One of the camera elements
One of the camera elements

What the SETI Institute plans is to set up a series of observatories around the world using specialized wide-angle cameras that can constantly watch the entire sky for signs of laser flashes that could be of intelligent origin. Called Laser SETI, the project intends to detect flashes as short as a millisecond or less, whether they repeat or not.

The private, nonprofit says that it has been working on the experiment for two years and is now ready to move to the field observation phase, but that means raising funds for the installation of two detectors and their operation. The hope is that this will eventually lead to large-scale production and deployment around the world.

The cameras use wide-angle optics and slitless spectroscopy to seek out monochromatic flashes in the sky at a rate of 1,000 frames per second. Using two cameras acting as back ups for each other, it's possible to cover large areas quickly and at lower cost.

Possible Laser SETI observatory locations
Possible Laser SETI observatory locations

As part of this effort, the Institute is running an Indiegogo campaign through next month with a goal of US$100,000. The money will be used to buy the two cameras and fabricate the specialized optics as well as cover initial operating costs as the equipment and its computer algorithms are tested. The Institute says that the goal is flexible and that additional funds will be used by the project up to US$510,000 for two complete observatories.

The ultimate goal is to one day have 14 observatories spread across the globe for continual observation regardless of weather with redundant observatories providing validation for any signals detected.

Perks for campaign contributors range for a sticker for US$25, to attendance at the launch party when the first observatory goes on line for US$10,000. At the time of publication, the campaign has raised just under a quarter of its goal, with a month left to run.

The video shows the design of the scanning camera.

Source: Indiegogo

Camera schematic and observatory layout

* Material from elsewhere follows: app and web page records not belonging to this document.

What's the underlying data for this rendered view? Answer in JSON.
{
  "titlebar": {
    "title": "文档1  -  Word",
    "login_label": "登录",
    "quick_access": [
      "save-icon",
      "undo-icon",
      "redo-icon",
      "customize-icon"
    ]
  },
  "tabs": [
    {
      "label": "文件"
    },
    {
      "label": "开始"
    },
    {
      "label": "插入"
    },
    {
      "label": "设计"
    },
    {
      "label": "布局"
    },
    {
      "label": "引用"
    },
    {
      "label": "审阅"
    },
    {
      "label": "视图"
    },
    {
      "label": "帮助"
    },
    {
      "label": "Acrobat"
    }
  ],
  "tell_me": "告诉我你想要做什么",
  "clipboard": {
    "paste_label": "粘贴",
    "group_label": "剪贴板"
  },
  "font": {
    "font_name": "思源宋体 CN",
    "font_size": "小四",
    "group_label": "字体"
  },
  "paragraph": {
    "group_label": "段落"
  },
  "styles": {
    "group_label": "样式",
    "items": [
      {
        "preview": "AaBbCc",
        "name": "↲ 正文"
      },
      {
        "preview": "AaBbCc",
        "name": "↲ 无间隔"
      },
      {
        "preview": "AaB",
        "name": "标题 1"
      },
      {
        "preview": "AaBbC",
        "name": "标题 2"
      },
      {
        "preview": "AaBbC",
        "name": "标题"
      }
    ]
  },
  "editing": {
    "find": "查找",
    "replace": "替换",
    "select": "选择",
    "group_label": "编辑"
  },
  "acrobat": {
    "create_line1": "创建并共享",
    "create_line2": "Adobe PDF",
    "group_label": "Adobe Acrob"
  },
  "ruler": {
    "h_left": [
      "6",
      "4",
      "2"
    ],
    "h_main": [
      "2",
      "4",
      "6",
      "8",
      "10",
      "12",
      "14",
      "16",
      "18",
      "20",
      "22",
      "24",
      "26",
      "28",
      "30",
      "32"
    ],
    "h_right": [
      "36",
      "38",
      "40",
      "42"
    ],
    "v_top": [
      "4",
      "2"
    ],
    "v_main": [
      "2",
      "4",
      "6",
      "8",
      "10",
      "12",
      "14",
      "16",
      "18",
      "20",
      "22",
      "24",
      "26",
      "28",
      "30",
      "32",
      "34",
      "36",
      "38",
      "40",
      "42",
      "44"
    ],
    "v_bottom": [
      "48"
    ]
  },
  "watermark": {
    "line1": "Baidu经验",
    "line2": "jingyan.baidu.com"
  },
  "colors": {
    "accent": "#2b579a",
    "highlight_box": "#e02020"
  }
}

5 comments
barry
Space mobile ET aliens have to avoid hitting even small space rocks when traveling at a major fraction of the speed of light. To do this, they need some form of LIDAR. Two ET species have warned us of this problem. Those warnings are well over 50 years old. Where has SETI been all these years?
Wolf0579
I have, since it's inception, been a supporter of the idea of trying to recognize alien life, wherever it is. This arose from the earliest "flying saucer" reports and photos... the ones that were made before photoshop and even computers to run it were "a thing". I am convinced we, as a species, are under observation, and have been, since "biblical" times. Too many pre-historical accounts and even tapestries show UFOs in the sky. SETI has earned my undying scorn, by assuming an advanced sentient life form, would be using our primitive radio communications. It looks like SETI is finally realizing their mistaken assumptions. Something they should have done 30 years ago, imho. (EVERYTHING we humans do SHOULD BE considered primitive compared to a civilization twice or three times our age.)
Douglas Bennett Rogers
Maybe the aliens are waiting for us to develop subspace radio.
Christopher Nigel Phillips
I think the money could be better spent. As Wolf says these guys have been around a lot longer than us, and as far as I can tell from transcripts most of them use telepathy to communicate. A pocket size laser was supposed to have been recovered from the Roswell crashsite, but it was probably for surgical or cutting purposes. Why would you need a laser in space, unless we have been watching too much Star Wars? As far as I can tell, we are the main aggressors, and the latest version of Regan's laser screen is probably shooting down alien craft as we speak.
Tanstar
This article drew more than the normal amount of crazy . . .